YOUR TASK
Copy each line below in which the string "shown" occurs.

Items from an interface collection
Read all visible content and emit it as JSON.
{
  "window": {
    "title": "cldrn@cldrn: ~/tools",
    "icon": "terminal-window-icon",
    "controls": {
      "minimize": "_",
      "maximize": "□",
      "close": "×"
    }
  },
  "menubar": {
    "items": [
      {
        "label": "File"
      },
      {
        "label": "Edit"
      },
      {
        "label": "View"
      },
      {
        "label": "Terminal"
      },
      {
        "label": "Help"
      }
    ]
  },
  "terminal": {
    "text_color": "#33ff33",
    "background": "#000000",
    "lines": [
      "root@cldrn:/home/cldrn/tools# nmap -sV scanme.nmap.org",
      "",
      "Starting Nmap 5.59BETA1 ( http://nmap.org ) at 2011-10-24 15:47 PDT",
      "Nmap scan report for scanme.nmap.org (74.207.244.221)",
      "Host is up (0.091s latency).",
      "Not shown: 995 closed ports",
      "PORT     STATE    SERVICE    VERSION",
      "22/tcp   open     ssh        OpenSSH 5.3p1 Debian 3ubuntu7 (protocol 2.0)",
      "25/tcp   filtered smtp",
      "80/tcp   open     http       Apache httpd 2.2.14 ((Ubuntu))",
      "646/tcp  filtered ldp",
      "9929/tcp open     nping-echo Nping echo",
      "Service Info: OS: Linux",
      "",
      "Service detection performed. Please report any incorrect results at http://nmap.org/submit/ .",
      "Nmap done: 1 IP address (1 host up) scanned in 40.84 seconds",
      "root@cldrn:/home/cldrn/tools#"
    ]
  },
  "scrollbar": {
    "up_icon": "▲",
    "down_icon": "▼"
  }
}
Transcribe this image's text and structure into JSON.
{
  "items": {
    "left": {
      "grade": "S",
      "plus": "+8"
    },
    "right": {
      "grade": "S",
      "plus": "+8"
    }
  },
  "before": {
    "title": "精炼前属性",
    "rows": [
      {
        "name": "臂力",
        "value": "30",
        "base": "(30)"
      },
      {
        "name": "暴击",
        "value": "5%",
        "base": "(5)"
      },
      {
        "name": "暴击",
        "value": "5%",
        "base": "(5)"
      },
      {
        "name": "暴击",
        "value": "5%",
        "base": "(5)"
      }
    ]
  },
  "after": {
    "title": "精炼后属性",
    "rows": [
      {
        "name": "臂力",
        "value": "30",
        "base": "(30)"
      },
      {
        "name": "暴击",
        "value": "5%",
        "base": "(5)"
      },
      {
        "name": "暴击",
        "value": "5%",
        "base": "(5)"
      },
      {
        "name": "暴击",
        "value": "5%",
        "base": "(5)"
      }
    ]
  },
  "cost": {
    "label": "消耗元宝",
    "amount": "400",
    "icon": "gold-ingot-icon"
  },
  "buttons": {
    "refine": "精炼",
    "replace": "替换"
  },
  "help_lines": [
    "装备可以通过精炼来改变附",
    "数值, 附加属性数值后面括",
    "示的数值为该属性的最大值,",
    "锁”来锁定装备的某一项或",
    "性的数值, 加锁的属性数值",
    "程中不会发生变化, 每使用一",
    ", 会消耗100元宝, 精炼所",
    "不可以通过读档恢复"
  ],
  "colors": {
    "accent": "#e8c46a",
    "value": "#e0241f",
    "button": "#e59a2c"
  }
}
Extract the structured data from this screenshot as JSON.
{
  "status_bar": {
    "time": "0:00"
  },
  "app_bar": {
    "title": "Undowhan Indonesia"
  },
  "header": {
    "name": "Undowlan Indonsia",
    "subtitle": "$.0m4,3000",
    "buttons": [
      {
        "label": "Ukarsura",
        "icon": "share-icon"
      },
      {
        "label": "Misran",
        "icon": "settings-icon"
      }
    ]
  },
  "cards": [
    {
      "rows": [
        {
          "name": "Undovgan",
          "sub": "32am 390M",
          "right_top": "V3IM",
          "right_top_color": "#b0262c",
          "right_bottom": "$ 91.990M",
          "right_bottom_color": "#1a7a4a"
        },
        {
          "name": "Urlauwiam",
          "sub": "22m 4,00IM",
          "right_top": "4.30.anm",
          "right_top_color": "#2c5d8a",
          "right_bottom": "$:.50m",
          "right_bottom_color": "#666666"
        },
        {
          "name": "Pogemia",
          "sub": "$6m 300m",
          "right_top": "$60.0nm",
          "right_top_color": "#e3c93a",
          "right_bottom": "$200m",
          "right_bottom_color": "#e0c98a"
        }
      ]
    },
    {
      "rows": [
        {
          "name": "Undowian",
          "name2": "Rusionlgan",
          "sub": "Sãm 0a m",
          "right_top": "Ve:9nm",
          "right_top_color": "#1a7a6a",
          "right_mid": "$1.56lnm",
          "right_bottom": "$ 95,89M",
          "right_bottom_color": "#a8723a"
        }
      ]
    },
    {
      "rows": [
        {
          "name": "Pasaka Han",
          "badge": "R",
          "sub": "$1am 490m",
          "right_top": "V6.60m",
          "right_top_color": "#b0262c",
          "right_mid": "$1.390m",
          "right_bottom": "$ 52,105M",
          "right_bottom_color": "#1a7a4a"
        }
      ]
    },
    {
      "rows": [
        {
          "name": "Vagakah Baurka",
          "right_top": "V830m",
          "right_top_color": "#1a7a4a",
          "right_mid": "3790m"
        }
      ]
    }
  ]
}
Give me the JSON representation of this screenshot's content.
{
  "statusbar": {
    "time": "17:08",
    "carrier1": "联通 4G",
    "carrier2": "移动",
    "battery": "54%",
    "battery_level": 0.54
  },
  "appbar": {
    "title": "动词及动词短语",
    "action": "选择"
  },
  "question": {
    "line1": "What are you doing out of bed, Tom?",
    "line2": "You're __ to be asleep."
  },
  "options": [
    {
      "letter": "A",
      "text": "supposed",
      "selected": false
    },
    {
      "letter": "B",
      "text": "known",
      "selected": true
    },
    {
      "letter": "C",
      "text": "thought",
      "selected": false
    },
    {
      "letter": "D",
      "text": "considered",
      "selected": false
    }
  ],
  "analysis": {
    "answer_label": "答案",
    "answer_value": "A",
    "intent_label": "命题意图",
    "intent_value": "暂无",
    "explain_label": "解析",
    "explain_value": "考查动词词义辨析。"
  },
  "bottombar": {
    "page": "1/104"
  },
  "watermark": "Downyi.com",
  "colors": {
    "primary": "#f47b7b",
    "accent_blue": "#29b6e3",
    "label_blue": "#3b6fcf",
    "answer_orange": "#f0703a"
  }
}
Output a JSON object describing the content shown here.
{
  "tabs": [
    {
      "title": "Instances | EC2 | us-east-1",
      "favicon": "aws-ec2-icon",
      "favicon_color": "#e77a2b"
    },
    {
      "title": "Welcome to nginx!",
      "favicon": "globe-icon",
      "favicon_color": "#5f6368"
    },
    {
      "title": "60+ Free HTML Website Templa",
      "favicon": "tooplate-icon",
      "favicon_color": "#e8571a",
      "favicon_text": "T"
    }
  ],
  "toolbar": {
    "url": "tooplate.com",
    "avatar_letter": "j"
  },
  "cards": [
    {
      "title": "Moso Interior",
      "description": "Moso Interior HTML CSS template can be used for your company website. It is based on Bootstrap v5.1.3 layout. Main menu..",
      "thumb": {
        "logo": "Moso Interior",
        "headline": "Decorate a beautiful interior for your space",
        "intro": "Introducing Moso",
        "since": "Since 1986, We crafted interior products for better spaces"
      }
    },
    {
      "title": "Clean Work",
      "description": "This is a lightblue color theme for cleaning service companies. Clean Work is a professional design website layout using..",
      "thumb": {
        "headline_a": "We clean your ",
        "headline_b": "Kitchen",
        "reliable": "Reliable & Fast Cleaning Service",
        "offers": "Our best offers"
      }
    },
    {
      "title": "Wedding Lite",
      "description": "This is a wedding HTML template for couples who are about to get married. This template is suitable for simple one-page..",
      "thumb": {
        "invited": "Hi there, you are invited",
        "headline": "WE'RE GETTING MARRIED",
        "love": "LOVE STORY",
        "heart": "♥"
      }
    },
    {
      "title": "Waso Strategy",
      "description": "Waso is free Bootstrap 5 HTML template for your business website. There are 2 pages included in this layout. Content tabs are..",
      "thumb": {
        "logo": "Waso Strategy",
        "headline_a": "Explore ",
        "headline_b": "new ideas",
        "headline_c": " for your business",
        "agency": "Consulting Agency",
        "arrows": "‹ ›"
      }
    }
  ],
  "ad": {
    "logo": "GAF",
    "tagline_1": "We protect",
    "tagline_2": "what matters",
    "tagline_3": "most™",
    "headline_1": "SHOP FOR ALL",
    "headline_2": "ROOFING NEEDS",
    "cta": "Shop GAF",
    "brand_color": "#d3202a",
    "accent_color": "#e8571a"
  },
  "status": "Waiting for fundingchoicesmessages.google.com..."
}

ANSWER BOX
      "Not shown: 995 closed ports",
Output a JSON object describing the content shown here.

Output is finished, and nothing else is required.